Kos: "We beta-fiche the alpha world. So societal or psychological challenges, thanks to the computational power of computers and the right data, are increasingly being analysed and calculated. This gives insight, for example into how it is possible that some areas of the world have more food shortages than others, and it offers the possibility of making improvements in this. By using AI, we are able to make more informed decisions. It creates more transparency, insight and overview. Data teaches us to understand reality better".


What will the resident of Brainport and the Netherlands notice from this innovation?

Joep: "AI or artificial intelligence generally delivers more connection and intelligence. In the choices you make, you are connected to the world around you. Every company has designed its processes and strategy in a certain way. Yet you can identify improvements in every organisation".


Kos: "At Tzorg, we see those improvements reflected in more spendable home care by reducing travel time. You can realise improvements in every area. As a society or as a country, you have to go along with that to avoid unnecessary use of resources. But AI also leads to greater happiness; for example, I can make a better choice of study because AI can help me to understand who I am, recognising what my passions and talents are.

My plea is to challenge organisations to try and experiment more to see where AI, smart computing or formulas can help you make people happier and prevent problems. In the case of Tzorg, this was about reduction in travel movements but it can be done in other areas as well. It's a waste not to do it".

What is your advice for other organisations and entrepreneurs to get started with AI?

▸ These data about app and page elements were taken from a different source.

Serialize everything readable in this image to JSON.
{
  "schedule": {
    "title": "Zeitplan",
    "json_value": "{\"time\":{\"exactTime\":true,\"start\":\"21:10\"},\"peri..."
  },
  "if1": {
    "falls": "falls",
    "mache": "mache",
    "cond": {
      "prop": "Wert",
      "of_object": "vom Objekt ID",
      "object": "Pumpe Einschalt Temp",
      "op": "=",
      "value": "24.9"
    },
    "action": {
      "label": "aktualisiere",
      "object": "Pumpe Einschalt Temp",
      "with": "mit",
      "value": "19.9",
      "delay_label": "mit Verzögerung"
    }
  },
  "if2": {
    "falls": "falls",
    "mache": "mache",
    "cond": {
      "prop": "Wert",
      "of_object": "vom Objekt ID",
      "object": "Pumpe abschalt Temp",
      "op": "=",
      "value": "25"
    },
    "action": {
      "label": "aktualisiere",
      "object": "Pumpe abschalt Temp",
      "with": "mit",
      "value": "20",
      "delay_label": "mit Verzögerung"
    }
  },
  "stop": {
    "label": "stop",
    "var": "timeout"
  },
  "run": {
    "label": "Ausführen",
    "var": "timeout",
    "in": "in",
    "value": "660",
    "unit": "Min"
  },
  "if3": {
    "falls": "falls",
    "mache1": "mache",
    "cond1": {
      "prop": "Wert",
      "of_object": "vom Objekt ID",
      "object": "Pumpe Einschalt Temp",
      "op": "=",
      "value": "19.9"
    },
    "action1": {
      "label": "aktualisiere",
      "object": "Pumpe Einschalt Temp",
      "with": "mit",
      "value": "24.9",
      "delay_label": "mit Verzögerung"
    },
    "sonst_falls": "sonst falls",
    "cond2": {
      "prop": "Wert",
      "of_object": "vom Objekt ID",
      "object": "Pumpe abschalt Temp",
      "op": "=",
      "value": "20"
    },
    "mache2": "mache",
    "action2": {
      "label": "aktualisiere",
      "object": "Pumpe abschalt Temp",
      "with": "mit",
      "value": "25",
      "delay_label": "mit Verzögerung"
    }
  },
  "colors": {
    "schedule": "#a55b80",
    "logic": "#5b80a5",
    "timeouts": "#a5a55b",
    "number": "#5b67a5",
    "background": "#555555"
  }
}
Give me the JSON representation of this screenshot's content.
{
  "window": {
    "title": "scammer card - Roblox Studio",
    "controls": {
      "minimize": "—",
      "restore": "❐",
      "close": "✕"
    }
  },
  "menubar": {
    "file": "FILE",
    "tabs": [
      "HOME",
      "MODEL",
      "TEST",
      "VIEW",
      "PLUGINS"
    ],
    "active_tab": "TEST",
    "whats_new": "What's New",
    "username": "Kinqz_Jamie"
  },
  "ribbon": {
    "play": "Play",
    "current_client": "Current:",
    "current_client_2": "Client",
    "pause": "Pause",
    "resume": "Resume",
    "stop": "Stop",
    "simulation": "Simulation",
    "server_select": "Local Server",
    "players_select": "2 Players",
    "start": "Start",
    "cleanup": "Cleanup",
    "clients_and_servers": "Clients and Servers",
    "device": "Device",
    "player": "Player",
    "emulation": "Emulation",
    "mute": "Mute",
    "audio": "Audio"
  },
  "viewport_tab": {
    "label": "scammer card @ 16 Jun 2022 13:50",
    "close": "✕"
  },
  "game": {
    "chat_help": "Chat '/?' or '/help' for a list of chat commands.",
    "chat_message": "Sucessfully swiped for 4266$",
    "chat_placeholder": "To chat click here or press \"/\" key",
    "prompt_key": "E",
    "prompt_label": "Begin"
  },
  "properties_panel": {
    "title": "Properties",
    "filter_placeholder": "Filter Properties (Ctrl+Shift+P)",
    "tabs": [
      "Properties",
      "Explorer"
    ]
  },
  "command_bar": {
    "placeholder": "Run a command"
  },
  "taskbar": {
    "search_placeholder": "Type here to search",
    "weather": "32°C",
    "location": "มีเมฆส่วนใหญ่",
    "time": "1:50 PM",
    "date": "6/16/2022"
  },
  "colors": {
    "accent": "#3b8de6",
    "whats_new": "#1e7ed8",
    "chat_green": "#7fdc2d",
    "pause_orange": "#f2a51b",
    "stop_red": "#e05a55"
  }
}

Joep: "We want as many parties as possible, and certainly organisations doing something great in society, to start using AI. This can be by taking small steps; starting by listening, hearing examples and letting them sink in. Drawing, discovering, and slowly building this up to the big change. Because the moment you are convinced, then you start putting in the time, setting up functions and investing in them. Awareness is a gradual process that takes time. The more complex the change, the more time it takes".

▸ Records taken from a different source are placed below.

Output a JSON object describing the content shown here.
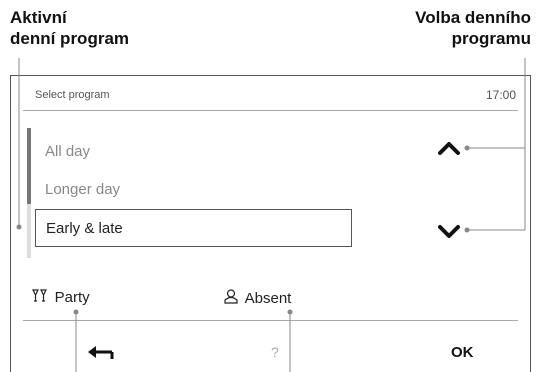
{
  "callouts": {
    "left_title_line1": "Aktivní",
    "left_title_line2": "denní program",
    "right_title_line1": "Volba denního",
    "right_title_line2": "programu"
  },
  "header": {
    "title": "Select program",
    "time": "17:00"
  },
  "programs": {
    "items": [
      "All day",
      "Longer day",
      "Early & late"
    ],
    "selected_index": 2
  },
  "footer": {
    "party_label": "Party",
    "absent_label": "Absent",
    "help_label": "?",
    "ok_label": "OK"
  },
  "icons": {
    "up": "chevron-up-icon",
    "down": "chevron-down-icon",
    "party": "cocktail-glasses-icon",
    "absent": "person-outline-icon",
    "back": "back-arrow-icon"
  }
}
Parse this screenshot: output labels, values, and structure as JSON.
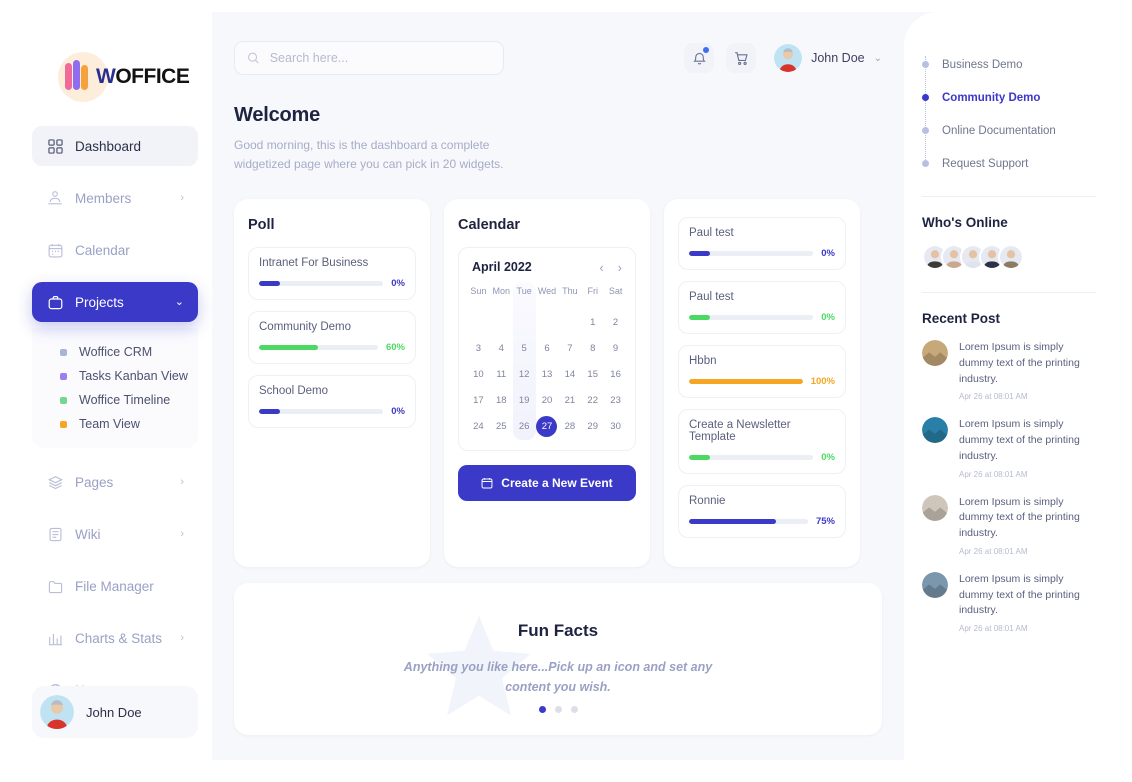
{
  "brand": {
    "name_part1": "W",
    "name_part2": "OFFICE"
  },
  "sidebar": {
    "items": [
      {
        "label": "Dashboard",
        "icon": "grid-icon",
        "state": "active-soft",
        "chevron": ""
      },
      {
        "label": "Members",
        "icon": "members-icon",
        "state": "",
        "chevron": "›"
      },
      {
        "label": "Calendar",
        "icon": "calendar-icon",
        "state": "",
        "chevron": ""
      },
      {
        "label": "Projects",
        "icon": "briefcase-icon",
        "state": "active-primary",
        "chevron": "⌄"
      }
    ],
    "submenu": [
      {
        "label": "Woffice CRM",
        "color": "#a8b4d8"
      },
      {
        "label": "Tasks Kanban View",
        "color": "#9b7ff0"
      },
      {
        "label": "Woffice Timeline",
        "color": "#72d88f"
      },
      {
        "label": "Team View",
        "color": "#f5a623"
      }
    ],
    "items_after": [
      {
        "label": "Pages",
        "icon": "layers-icon",
        "state": "",
        "chevron": "›"
      },
      {
        "label": "Wiki",
        "icon": "book-icon",
        "state": "",
        "chevron": "›"
      },
      {
        "label": "File Manager",
        "icon": "folder-icon",
        "state": "",
        "chevron": ""
      },
      {
        "label": "Charts & Stats",
        "icon": "chart-icon",
        "state": "",
        "chevron": "›"
      },
      {
        "label": "News",
        "icon": "globe-icon",
        "state": "",
        "chevron": ""
      }
    ],
    "user": {
      "name": "John Doe"
    }
  },
  "topbar": {
    "search_placeholder": "Search here...",
    "search_value": "",
    "notification_icon": "bell-icon",
    "cart_icon": "cart-icon",
    "user_name": "John Doe",
    "user_chevron": "⌄"
  },
  "welcome": {
    "title": "Welcome",
    "subtitle": "Good morning, this is the dashboard a complete widgetized page where you can pick in 20 widgets."
  },
  "poll": {
    "title": "Poll",
    "items": [
      {
        "label": "Intranet For Business",
        "percent": "0%",
        "fill": 17,
        "color": "#3b39c8"
      },
      {
        "label": "Community Demo",
        "percent": "60%",
        "fill": 50,
        "color": "#4bd964"
      },
      {
        "label": "School Demo",
        "percent": "0%",
        "fill": 17,
        "color": "#3b39c8"
      }
    ]
  },
  "calendar": {
    "title": "Calendar",
    "month": "April 2022",
    "prev_icon": "chevron-left-icon",
    "next_icon": "chevron-right-icon",
    "prev": "‹",
    "next": "›",
    "dow": [
      "Sun",
      "Mon",
      "Tue",
      "Wed",
      "Thu",
      "Fri",
      "Sat"
    ],
    "lead_blanks": 5,
    "days": [
      1,
      2,
      3,
      4,
      5,
      6,
      7,
      8,
      9,
      10,
      11,
      12,
      13,
      14,
      15,
      16,
      17,
      18,
      19,
      20,
      21,
      22,
      23,
      24,
      25,
      26,
      27,
      28,
      29,
      30
    ],
    "selected_day": 27,
    "highlight_column": "Tue",
    "button_label": "Create a New Event",
    "button_icon": "calendar-icon"
  },
  "tasks": {
    "items": [
      {
        "label": "Paul test",
        "percent": "0%",
        "fill": 17,
        "color": "#3b39c8"
      },
      {
        "label": "Paul test",
        "percent": "0%",
        "fill": 17,
        "color": "#4bd964"
      },
      {
        "label": "Hbbn",
        "percent": "100%",
        "fill": 100,
        "color": "#f5a623"
      },
      {
        "label": "Create a Newsletter Template",
        "percent": "0%",
        "fill": 17,
        "color": "#4bd964"
      },
      {
        "label": "Ronnie",
        "percent": "75%",
        "fill": 73,
        "color": "#3b39c8"
      }
    ]
  },
  "funfacts": {
    "title": "Fun Facts",
    "subtitle": "Anything you like here...Pick up an icon and set any content you wish.",
    "dots": [
      true,
      false,
      false
    ]
  },
  "rightpanel": {
    "demos": [
      {
        "label": "Business Demo",
        "active": false
      },
      {
        "label": "Community Demo",
        "active": true
      },
      {
        "label": "Online Documentation",
        "active": false
      },
      {
        "label": "Request Support",
        "active": false
      }
    ],
    "who_online_title": "Who's Online",
    "online_avatars": [
      "#3b3a35",
      "#c9a88b",
      "#dfe4ea",
      "#2b3245",
      "#8c7a62"
    ],
    "recent_post_title": "Recent Post",
    "posts": [
      {
        "text": "Lorem Ipsum is simply dummy text of the printing industry.",
        "time": "Apr 26 at 08:01 AM",
        "color": "#c6a87a"
      },
      {
        "text": "Lorem Ipsum is simply dummy text of the printing industry.",
        "time": "Apr 26 at 08:01 AM",
        "color": "#2a7fa8"
      },
      {
        "text": "Lorem Ipsum is simply dummy text of the printing industry.",
        "time": "Apr 26 at 08:01 AM",
        "color": "#cfc6bb"
      },
      {
        "text": "Lorem Ipsum is simply dummy text of the printing industry.",
        "time": "Apr 26 at 08:01 AM",
        "color": "#7a97ad"
      }
    ]
  },
  "colors": {
    "primary": "#3b39c8",
    "green": "#4bd964",
    "orange": "#f5a623",
    "bg": "#f7f8fc"
  }
}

Kos: "Many of Pipple's assignments focus on a need for change; customers have a problem and Pipple's people come up with the solution. The interesting thing about AI is that companies don't have to have problems at all. If Tzorg and Pipple had not entered into this innovation, everyone would have been happy too. But it is a shame to miss out on the opportunities of AI because that need for change is not felt. That's why my plea is; have a talk and see what's possible. Because in no need for change, there is also a lot of value".